> [Task to complete]: Wherever a line below holds the word "true", copy that line.

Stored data
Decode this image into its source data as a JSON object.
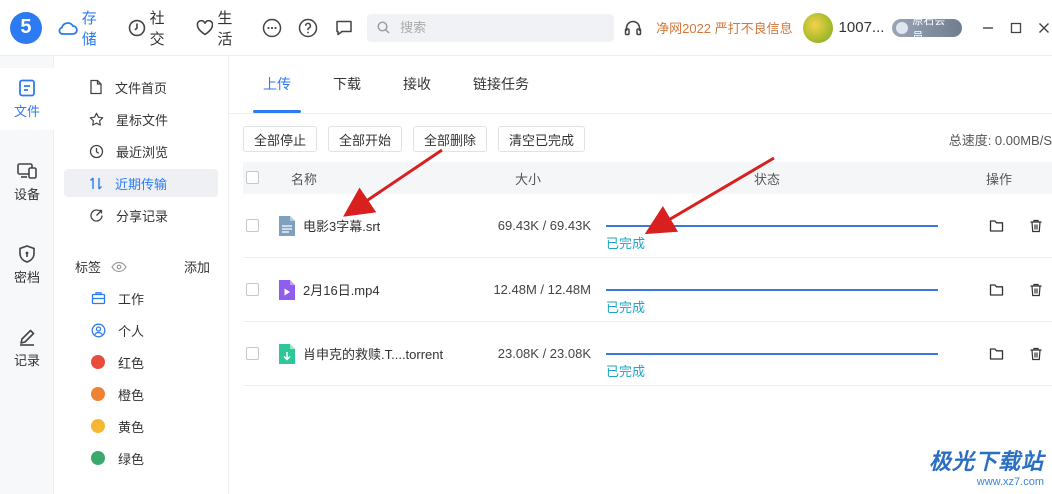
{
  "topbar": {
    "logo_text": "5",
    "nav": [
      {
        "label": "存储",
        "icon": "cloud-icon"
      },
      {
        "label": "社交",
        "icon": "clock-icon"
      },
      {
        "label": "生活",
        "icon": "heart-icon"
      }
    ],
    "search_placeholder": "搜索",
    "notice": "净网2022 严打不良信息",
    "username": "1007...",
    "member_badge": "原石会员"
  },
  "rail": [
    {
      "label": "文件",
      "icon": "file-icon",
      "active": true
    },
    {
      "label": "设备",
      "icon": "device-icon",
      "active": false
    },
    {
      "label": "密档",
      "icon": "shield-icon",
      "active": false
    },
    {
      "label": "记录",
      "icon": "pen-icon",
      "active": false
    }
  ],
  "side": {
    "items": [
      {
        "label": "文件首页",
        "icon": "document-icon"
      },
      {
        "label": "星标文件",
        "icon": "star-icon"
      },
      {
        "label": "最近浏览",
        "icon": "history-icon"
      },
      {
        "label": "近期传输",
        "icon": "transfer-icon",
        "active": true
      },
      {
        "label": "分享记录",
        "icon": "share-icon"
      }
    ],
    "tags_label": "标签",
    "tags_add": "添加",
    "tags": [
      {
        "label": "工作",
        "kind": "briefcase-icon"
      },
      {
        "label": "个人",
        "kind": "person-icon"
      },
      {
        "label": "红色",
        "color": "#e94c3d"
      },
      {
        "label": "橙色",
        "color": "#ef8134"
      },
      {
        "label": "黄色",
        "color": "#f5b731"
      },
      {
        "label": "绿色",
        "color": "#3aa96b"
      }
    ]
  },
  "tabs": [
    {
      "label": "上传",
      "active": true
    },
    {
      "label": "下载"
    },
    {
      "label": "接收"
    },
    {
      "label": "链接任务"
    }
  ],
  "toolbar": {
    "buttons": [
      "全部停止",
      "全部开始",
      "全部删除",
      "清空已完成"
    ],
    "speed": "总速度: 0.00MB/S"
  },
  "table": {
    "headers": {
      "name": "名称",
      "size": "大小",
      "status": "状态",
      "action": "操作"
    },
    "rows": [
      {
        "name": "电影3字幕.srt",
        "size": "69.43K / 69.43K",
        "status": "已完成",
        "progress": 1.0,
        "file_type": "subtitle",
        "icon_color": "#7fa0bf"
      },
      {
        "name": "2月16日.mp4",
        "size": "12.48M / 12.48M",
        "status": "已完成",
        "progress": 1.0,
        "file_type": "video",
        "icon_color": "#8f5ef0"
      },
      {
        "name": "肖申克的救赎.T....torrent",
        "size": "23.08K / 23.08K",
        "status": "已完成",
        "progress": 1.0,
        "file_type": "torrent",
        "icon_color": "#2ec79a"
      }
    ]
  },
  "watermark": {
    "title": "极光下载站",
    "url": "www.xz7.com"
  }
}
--
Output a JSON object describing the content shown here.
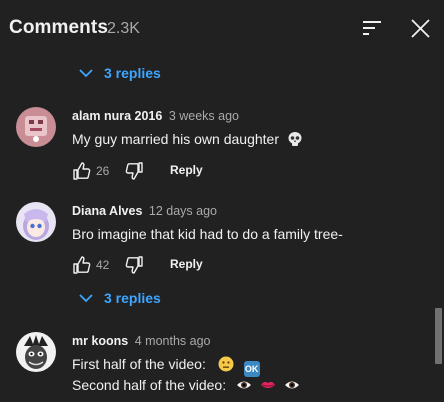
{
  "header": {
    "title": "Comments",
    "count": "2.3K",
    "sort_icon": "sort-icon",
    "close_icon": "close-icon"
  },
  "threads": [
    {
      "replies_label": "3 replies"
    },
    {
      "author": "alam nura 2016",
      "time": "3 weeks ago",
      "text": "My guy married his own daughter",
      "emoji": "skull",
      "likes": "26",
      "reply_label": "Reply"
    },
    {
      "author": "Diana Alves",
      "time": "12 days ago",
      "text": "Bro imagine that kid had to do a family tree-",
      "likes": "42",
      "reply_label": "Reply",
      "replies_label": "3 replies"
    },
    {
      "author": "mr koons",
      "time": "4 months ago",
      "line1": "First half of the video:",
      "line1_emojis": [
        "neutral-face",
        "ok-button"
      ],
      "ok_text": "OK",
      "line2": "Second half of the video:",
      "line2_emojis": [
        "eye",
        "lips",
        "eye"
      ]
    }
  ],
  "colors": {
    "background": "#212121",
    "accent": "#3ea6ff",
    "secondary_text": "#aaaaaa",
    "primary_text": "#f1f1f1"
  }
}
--
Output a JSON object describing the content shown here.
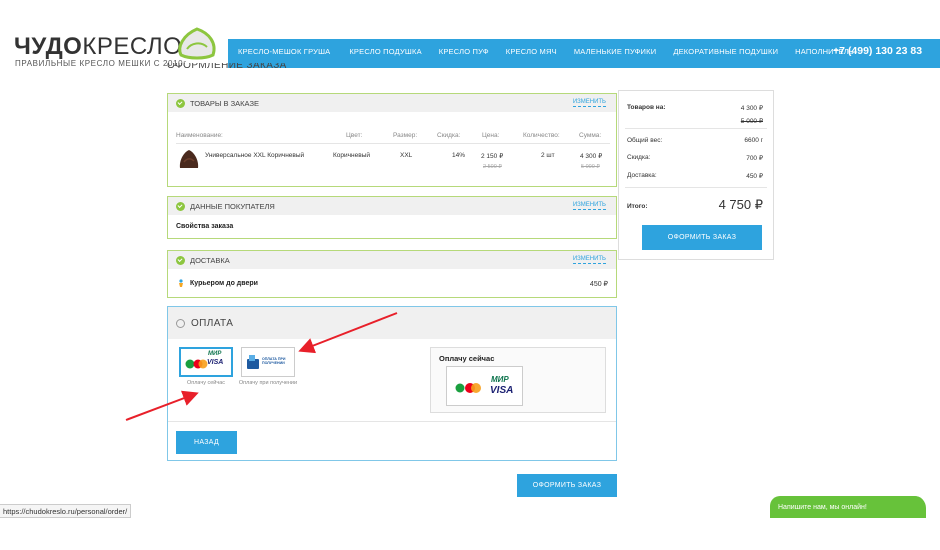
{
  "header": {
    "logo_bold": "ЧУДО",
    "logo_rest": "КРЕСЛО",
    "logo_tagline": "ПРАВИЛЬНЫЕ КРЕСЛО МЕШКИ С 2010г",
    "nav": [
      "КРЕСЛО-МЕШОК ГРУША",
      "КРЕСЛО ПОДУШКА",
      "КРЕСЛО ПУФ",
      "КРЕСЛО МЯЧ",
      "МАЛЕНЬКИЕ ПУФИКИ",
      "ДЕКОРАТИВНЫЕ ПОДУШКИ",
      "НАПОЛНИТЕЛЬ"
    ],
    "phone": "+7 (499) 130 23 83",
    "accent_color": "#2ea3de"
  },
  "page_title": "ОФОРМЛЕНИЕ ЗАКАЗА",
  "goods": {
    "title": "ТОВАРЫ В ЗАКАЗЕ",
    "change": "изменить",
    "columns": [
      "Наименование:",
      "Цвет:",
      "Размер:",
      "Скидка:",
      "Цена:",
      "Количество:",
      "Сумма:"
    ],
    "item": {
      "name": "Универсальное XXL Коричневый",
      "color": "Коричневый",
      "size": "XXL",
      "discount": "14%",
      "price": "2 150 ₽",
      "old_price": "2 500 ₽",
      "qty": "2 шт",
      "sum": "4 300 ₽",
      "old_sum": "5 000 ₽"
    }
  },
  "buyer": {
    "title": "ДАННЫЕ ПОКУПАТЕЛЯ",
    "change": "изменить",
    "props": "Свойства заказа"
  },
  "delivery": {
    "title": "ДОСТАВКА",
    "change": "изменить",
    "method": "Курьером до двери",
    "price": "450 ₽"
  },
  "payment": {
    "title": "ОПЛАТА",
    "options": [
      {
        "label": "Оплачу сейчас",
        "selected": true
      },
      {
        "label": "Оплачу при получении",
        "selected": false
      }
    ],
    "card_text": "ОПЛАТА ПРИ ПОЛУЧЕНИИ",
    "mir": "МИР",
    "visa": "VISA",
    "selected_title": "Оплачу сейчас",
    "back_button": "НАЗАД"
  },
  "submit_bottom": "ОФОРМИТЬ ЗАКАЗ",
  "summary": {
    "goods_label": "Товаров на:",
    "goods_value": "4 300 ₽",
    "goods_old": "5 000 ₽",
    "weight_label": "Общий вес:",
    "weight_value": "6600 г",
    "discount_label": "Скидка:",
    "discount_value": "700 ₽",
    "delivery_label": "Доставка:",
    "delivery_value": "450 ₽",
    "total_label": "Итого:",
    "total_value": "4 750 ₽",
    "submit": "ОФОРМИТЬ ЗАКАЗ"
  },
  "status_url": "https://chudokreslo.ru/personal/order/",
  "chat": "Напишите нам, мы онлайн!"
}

> [Response below]:
      "active": true
        "active": true
      "active": true
        "selected": true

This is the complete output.